Supplied data section start

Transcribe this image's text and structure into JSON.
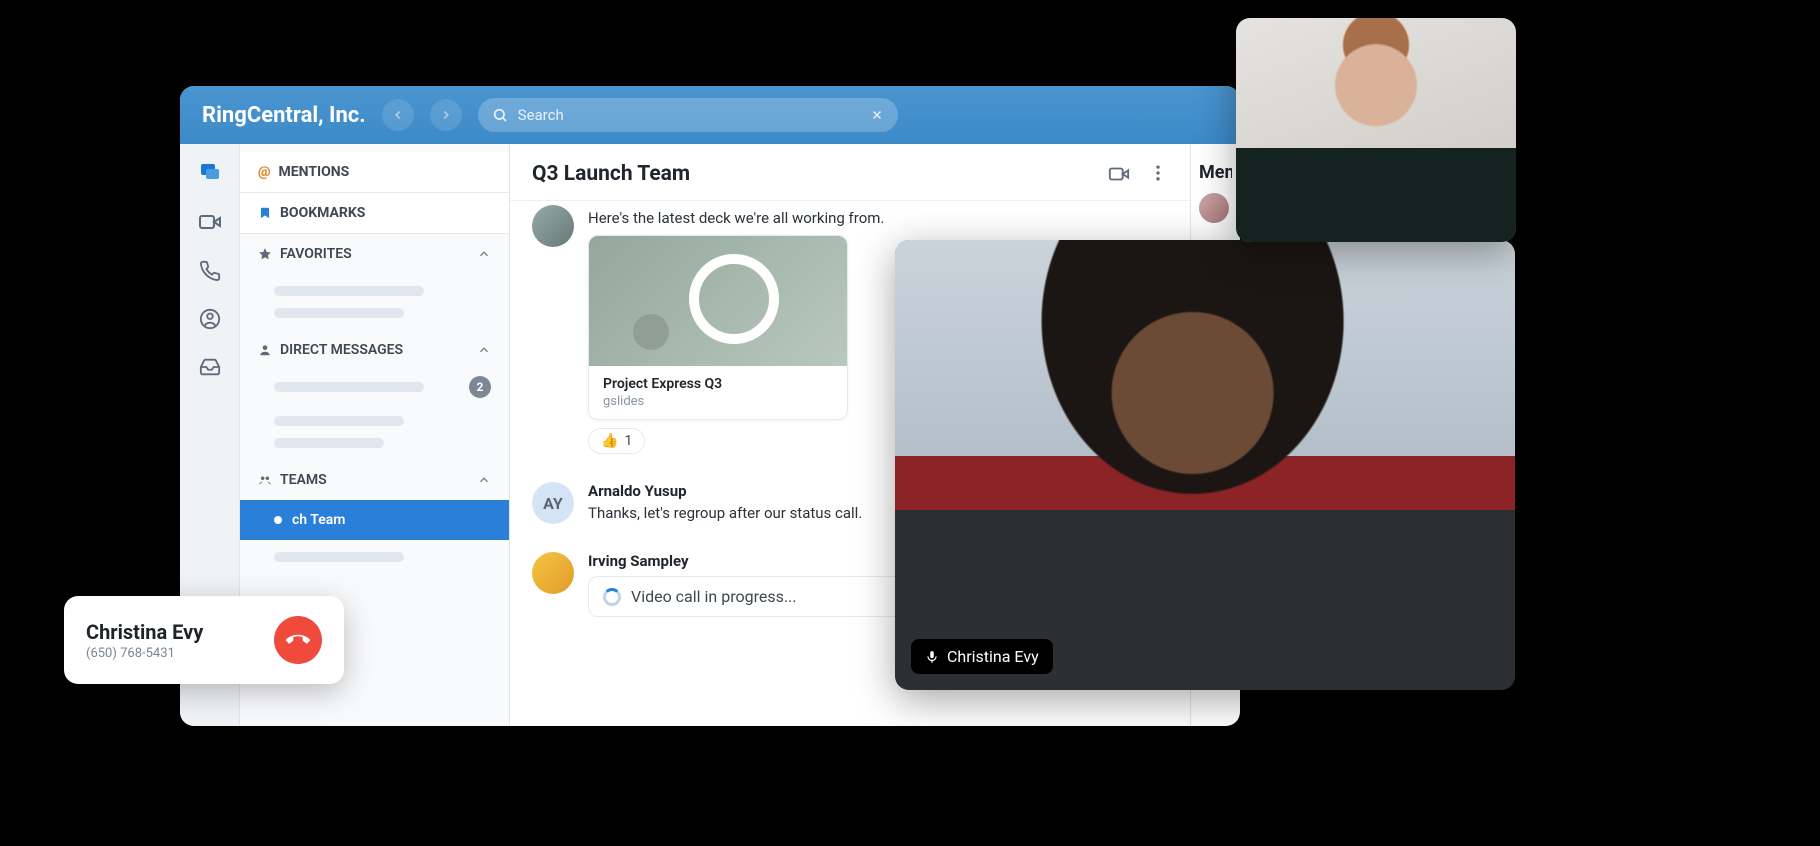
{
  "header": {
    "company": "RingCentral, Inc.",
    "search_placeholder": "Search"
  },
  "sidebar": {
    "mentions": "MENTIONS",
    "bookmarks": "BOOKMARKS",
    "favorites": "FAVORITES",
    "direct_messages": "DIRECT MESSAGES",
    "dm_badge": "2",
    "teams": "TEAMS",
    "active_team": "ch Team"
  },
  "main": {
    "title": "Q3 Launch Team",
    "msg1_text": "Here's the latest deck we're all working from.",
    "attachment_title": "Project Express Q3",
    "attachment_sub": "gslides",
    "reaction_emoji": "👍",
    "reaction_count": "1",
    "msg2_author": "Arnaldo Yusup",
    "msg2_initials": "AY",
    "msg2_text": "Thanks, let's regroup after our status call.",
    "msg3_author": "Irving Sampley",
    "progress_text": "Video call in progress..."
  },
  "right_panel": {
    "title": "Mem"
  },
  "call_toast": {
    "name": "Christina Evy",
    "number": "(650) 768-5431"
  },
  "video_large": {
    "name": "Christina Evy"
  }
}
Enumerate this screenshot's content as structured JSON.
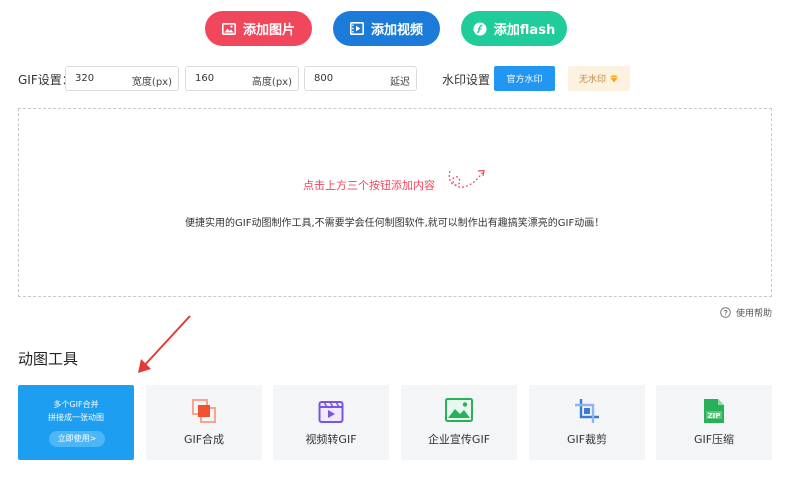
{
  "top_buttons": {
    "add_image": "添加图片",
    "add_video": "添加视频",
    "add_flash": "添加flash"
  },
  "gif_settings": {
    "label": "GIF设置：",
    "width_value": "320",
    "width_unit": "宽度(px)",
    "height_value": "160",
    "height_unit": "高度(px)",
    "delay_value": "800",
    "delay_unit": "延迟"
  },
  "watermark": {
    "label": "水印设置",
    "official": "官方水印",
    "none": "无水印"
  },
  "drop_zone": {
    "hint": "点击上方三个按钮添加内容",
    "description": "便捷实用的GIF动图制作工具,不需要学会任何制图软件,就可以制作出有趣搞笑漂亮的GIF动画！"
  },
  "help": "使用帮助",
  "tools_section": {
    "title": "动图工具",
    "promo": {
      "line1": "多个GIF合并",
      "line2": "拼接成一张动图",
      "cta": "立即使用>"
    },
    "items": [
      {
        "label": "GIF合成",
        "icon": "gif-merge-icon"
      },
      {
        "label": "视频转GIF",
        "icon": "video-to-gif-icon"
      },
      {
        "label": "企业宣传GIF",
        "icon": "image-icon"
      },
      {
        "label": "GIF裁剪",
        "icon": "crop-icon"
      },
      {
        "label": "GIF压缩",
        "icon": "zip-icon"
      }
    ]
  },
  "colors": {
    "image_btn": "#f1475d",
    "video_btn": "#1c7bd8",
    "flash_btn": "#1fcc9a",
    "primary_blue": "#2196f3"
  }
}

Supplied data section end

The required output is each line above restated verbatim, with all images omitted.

Transcribe this image's text and structure into JSON.
{
  "header": {
    "company": "RingCentral, Inc.",
    "search_placeholder": "Search"
  },
  "sidebar": {
    "mentions": "MENTIONS",
    "bookmarks": "BOOKMARKS",
    "favorites": "FAVORITES",
    "direct_messages": "DIRECT MESSAGES",
    "dm_badge": "2",
    "teams": "TEAMS",
    "active_team": "ch Team"
  },
  "main": {
    "title": "Q3 Launch Team",
    "msg1_text": "Here's the latest deck we're all working from.",
    "attachment_title": "Project Express Q3",
    "attachment_sub": "gslides",
    "reaction_emoji": "👍",
    "reaction_count": "1",
    "msg2_author": "Arnaldo Yusup",
    "msg2_initials": "AY",
    "msg2_text": "Thanks, let's regroup after our status call.",
    "msg3_author": "Irving Sampley",
    "progress_text": "Video call in progress..."
  },
  "right_panel": {
    "title": "Mem"
  },
  "call_toast": {
    "name": "Christina Evy",
    "number": "(650) 768-5431"
  },
  "video_large": {
    "name": "Christina Evy"
  }
}
Enumerate this screenshot's content as structured JSON.
{
  "top_buttons": {
    "add_image": "添加图片",
    "add_video": "添加视频",
    "add_flash": "添加flash"
  },
  "gif_settings": {
    "label": "GIF设置：",
    "width_value": "320",
    "width_unit": "宽度(px)",
    "height_value": "160",
    "height_unit": "高度(px)",
    "delay_value": "800",
    "delay_unit": "延迟"
  },
  "watermark": {
    "label": "水印设置",
    "official": "官方水印",
    "none": "无水印"
  },
  "drop_zone": {
    "hint": "点击上方三个按钮添加内容",
    "description": "便捷实用的GIF动图制作工具,不需要学会任何制图软件,就可以制作出有趣搞笑漂亮的GIF动画！"
  },
  "help": "使用帮助",
  "tools_section": {
    "title": "动图工具",
    "promo": {
      "line1": "多个GIF合并",
      "line2": "拼接成一张动图",
      "cta": "立即使用>"
    },
    "items": [
      {
        "label": "GIF合成",
        "icon": "gif-merge-icon"
      },
      {
        "label": "视频转GIF",
        "icon": "video-to-gif-icon"
      },
      {
        "label": "企业宣传GIF",
        "icon": "image-icon"
      },
      {
        "label": "GIF裁剪",
        "icon": "crop-icon"
      },
      {
        "label": "GIF压缩",
        "icon": "zip-icon"
      }
    ]
  },
  "colors": {
    "image_btn": "#f1475d",
    "video_btn": "#1c7bd8",
    "flash_btn": "#1fcc9a",
    "primary_blue": "#2196f3"
  }
}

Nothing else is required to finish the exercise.